It is possible to electrodeposit two or more metals say Cu and Zn simultaneously to form an alloy,brass by maintaining a proper cell potential and current density. Cu++ and Zn++ ions of the electrolyte will get reduced at cathode. The proportion of Cu and Zn in the alloy deposition is dependent on ratio of cathodic current densities at the applied cell potential. The current density itself is a function of so many parameters, such as Tafel's slope, exchange current density , reversible potential which is again dependent on activities of the respective ions as determined by Nernst equation. So the nature of cathodic polarization curves of those two systems is the key to determination of process parameters for the alloy deposition.
If A is nobler to hydrogen electrode but B is not , co-deposition of hydrogen gas may cause porosity of the alloy formed unless hydrogen overvoltage is very high to retard gas evolution.

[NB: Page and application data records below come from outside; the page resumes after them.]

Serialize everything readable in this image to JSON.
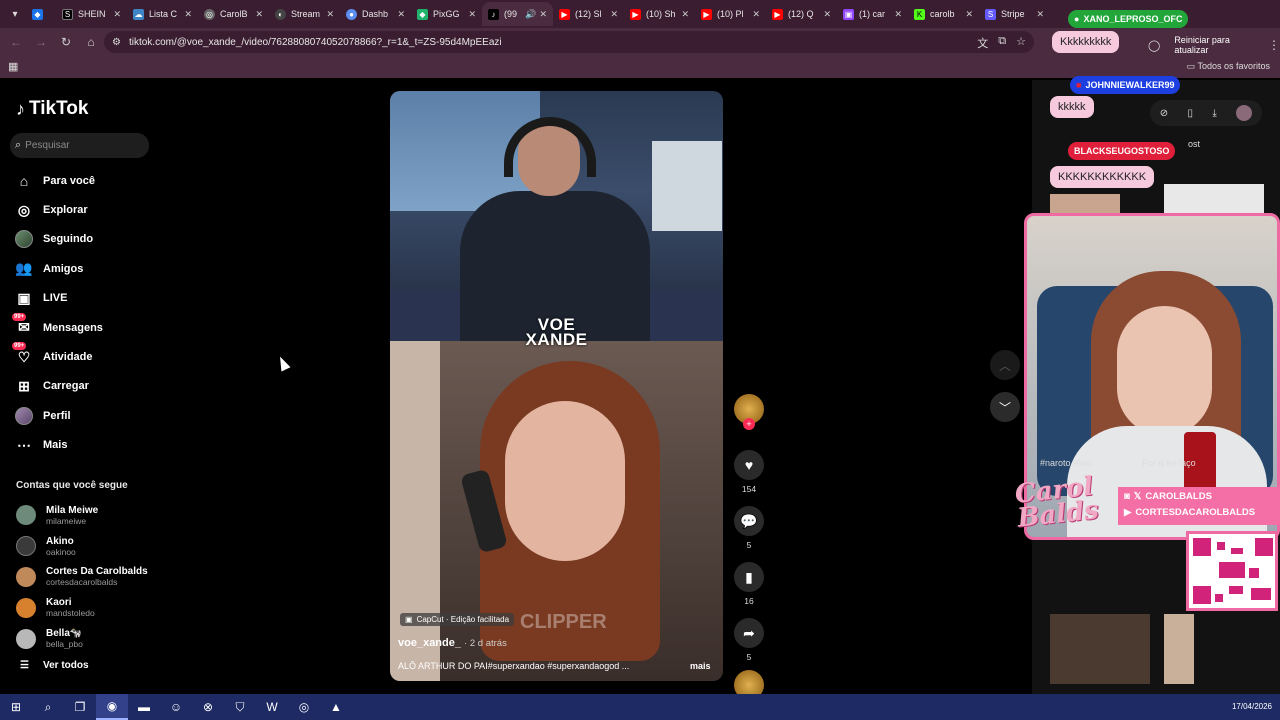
{
  "browser": {
    "tabs": [
      {
        "label": "",
        "color": "#1a73e8",
        "icon": "drop-icon"
      },
      {
        "label": "SHEIN",
        "color": "#000000",
        "icon": "shein-icon"
      },
      {
        "label": "Lista C",
        "color": "#3d85c6",
        "icon": "cloud-icon"
      },
      {
        "label": "CarolB",
        "color": "#888888",
        "icon": "globe-icon"
      },
      {
        "label": "Stream",
        "color": "#444444",
        "icon": "streamelements-icon"
      },
      {
        "label": "Dashb",
        "color": "#5a8dee",
        "icon": "dashboard-icon"
      },
      {
        "label": "PixGG",
        "color": "#1fb36b",
        "icon": "pix-icon"
      },
      {
        "label": "(99",
        "color": "#000000",
        "icon": "tiktok-icon"
      },
      {
        "label": "(12) Sl",
        "color": "#ff0000",
        "icon": "youtube-icon"
      },
      {
        "label": "(10) Sh",
        "color": "#ff0000",
        "icon": "youtube-icon"
      },
      {
        "label": "(10) Pl",
        "color": "#ff0000",
        "icon": "youtube-icon"
      },
      {
        "label": "(12) Q",
        "color": "#ff0000",
        "icon": "youtube-icon"
      },
      {
        "label": "(1) car",
        "color": "#9146ff",
        "icon": "twitch-icon"
      },
      {
        "label": "carolb",
        "color": "#53fc18",
        "icon": "kick-icon"
      },
      {
        "label": "Stripe",
        "color": "#635bff",
        "icon": "stripe-icon"
      }
    ],
    "url": "tiktok.com/@voe_xande_/video/7628808074052078866?_r=1&_t=ZS-95d4MpEEazi",
    "restart_label": "Reiniciar para atualizar",
    "all_favorites": "Todos os favoritos"
  },
  "sidebar": {
    "logo": "TikTok",
    "search_placeholder": "Pesquisar",
    "menu": [
      {
        "label": "Para você",
        "icon": "home-icon",
        "badge": ""
      },
      {
        "label": "Explorar",
        "icon": "compass-icon",
        "badge": ""
      },
      {
        "label": "Seguindo",
        "icon": "avatar-icon",
        "badge": ""
      },
      {
        "label": "Amigos",
        "icon": "friends-icon",
        "badge": ""
      },
      {
        "label": "LIVE",
        "icon": "live-icon",
        "badge": ""
      },
      {
        "label": "Mensagens",
        "icon": "inbox-icon",
        "badge": "99+"
      },
      {
        "label": "Atividade",
        "icon": "activity-icon",
        "badge": "99+"
      },
      {
        "label": "Carregar",
        "icon": "upload-icon",
        "badge": ""
      },
      {
        "label": "Perfil",
        "icon": "profile-icon",
        "badge": ""
      },
      {
        "label": "Mais",
        "icon": "more-icon",
        "badge": ""
      }
    ],
    "following_title": "Contas que você segue",
    "following": [
      {
        "name": "Mila Meiwe",
        "handle": "milameiwe",
        "color": "#6d8a7a"
      },
      {
        "name": "Akino",
        "handle": "oakinoo",
        "color": "#3a3a3a"
      },
      {
        "name": "Cortes Da Carolbalds",
        "handle": "cortesdacarolbalds",
        "color": "#c0895a"
      },
      {
        "name": "Kaori",
        "handle": "mandstoledo",
        "color": "#d7812e"
      },
      {
        "name": "Bella🐄",
        "handle": "bella_pbo",
        "color": "#b8b8b8"
      }
    ],
    "see_all": "Ver todos"
  },
  "video": {
    "overlay_title_1": "VOE",
    "overlay_title_2": "XANDE",
    "capcut_label": "CapCut · Edição facilitada",
    "author": "voe_xande_",
    "time": "· 2 d atrás",
    "caption": "ALÔ ARTHUR DO PAI#superxandao #superxandaogod ...",
    "more": "mais",
    "watermark": "CLIPPER"
  },
  "actions": {
    "likes": "154",
    "comments": "5",
    "saves": "16",
    "shares": "5"
  },
  "stream": {
    "chat": [
      {
        "user": "XANO_LEPROSO_OFC",
        "message": "Kkkkkkkkk",
        "badge_color": "#22a63a"
      },
      {
        "user": "JOHNNIEWALKER99",
        "message": "kkkkk",
        "badge_color": "#1d3fe0"
      },
      {
        "user": "BLACKSEUGOSTOSO",
        "message": "KKKKKKKKKKKK",
        "badge_color": "#e0203a"
      }
    ],
    "brand_name": "Carol Balds",
    "social_1": "CAROLBALDS",
    "social_2": "CORTESDACAROLBALDS",
    "under_cam_left": "#naroto #lain",
    "under_cam_right": "Por q eu faço",
    "partial_tab": "ost"
  },
  "taskbar": {
    "date": "17/04/2026"
  }
}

Anodizing is an electrochemical process of forming protective thin film of oxide layer by anodic polarization of the metals to be anodized such as Al, Ti ,W etc. in acidic baths viz. sulfuric acid, phosphoric acid , oxalic acid or mixture of these acids under certain cell potential. Cathode can be any inert electrode of Pb, graphite, Ni , stainless steel. Aluminum is unique among these metals in that, in addition to the thin barrier oxide, anodizing aluminum alloys in certain acidic electrolytes produces a thick oxide coating, containing a high density of microscopic pores. This coating has diverse and important applications including architectural finishes, prevention of corrosion of automobile and aerospace structures, and electrical insulation. When the circuit is closed, electrons are withdrawn from the metal at the positive terminal, allowing ions at the metal surface to react with water to form an oxide layer on the metal. The electrons return to the bath at the cathode where they react with hydrogen ions to make hydrogen gas. The reactions are
At the metal/oxide interface 2Al + 3O2- ==> Al2O3 + 6e (1)
At the oxide/electrolyte interface 2Al3+ + 3H2O ==> Al2O3 + 6H+ ( 2)
the anodic reaction 2Al ==> 2Al3+ + 6e (3)
The reaction at the cathode 6H+ + 6e- ==> 3H2 (4)
the overall reaction 2Al + 3H2O ==> Al2O3 + 3H2
The sealing reaction Al2O3 + 3H2O ==> 2AlOOH*H2O
It is seen from the reaction (2) that a portion of anodized oxide formed goes back into the solution , giving rise to pores on the oxide film. By controlling the above reactions different percentage of porosity can be generated. Pore size can be reduced to Nano range by a optimum combination controlling parameters : concentration, temperature, potential and current density.
Prepared by S Paul